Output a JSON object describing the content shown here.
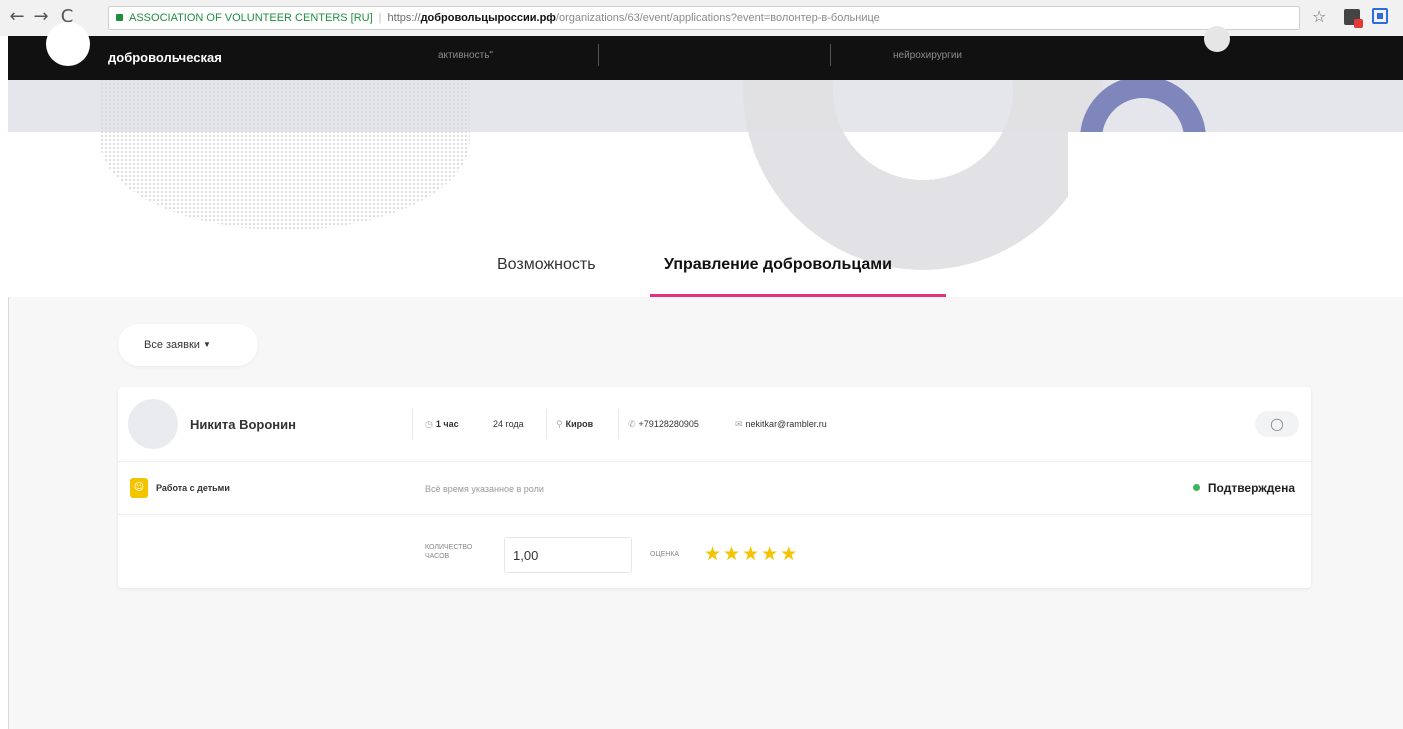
{
  "browser": {
    "back_icon": "←",
    "forward_icon": "→",
    "reload_icon": "C",
    "site_name": "ASSOCIATION OF VOLUNTEER CENTERS [RU]",
    "url_scheme": "https://",
    "url_host": "добровольцыроссии.рф",
    "url_path": "/organizations/63/event/applications?event=волонтер-в-больнице",
    "star_icon": "☆"
  },
  "site_header": {
    "brand": "добровольческая",
    "link_activity": "активность\"",
    "link_neuro": "нейрохирургии"
  },
  "tabs": {
    "opportunity": "Возможность",
    "manage": "Управление добровольцами"
  },
  "filter": {
    "label": "Все заявки",
    "caret": "▼"
  },
  "application": {
    "name": "Никита Воронин",
    "hours_icon": "◷",
    "hours": "1 час",
    "age": "24 года",
    "location_icon": "⚲",
    "city": "Киров",
    "phone_icon": "✆",
    "phone": "+79128280905",
    "email_icon": "✉",
    "email": "nekitkar@rambler.ru",
    "chat_icon": "◯",
    "role_icon": "☺",
    "role": "Работа с детьми",
    "time_note": "Всё время указанное в роли",
    "status": "Подтверждена",
    "hours_label": "Количество часов",
    "hours_value": "1,00",
    "rating_label": "Оценка",
    "star_glyph": "★",
    "rating": 5
  },
  "colors": {
    "accent_tab": "#e3317d",
    "status_ok": "#3cb55e",
    "star": "#f5c400",
    "hero_arc": "#7f86bb",
    "header_bg": "#111111"
  }
}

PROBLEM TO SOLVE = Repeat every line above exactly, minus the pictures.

FINISHED EXERCISE =
Output a JSON object describing the content shown here.
{
  "browser": {
    "back_icon": "←",
    "forward_icon": "→",
    "reload_icon": "C",
    "site_name": "ASSOCIATION OF VOLUNTEER CENTERS [RU]",
    "url_scheme": "https://",
    "url_host": "добровольцыроссии.рф",
    "url_path": "/organizations/63/event/applications?event=волонтер-в-больнице",
    "star_icon": "☆"
  },
  "site_header": {
    "brand": "добровольческая",
    "link_activity": "активность\"",
    "link_neuro": "нейрохирургии"
  },
  "tabs": {
    "opportunity": "Возможность",
    "manage": "Управление добровольцами"
  },
  "filter": {
    "label": "Все заявки",
    "caret": "▼"
  },
  "application": {
    "name": "Никита Воронин",
    "hours_icon": "◷",
    "hours": "1 час",
    "age": "24 года",
    "location_icon": "⚲",
    "city": "Киров",
    "phone_icon": "✆",
    "phone": "+79128280905",
    "email_icon": "✉",
    "email": "nekitkar@rambler.ru",
    "chat_icon": "◯",
    "role_icon": "☺",
    "role": "Работа с детьми",
    "time_note": "Всё время указанное в роли",
    "status": "Подтверждена",
    "hours_label": "Количество часов",
    "hours_value": "1,00",
    "rating_label": "Оценка",
    "star_glyph": "★",
    "rating": 5
  },
  "colors": {
    "accent_tab": "#e3317d",
    "status_ok": "#3cb55e",
    "star": "#f5c400",
    "hero_arc": "#7f86bb",
    "header_bg": "#111111"
  }
}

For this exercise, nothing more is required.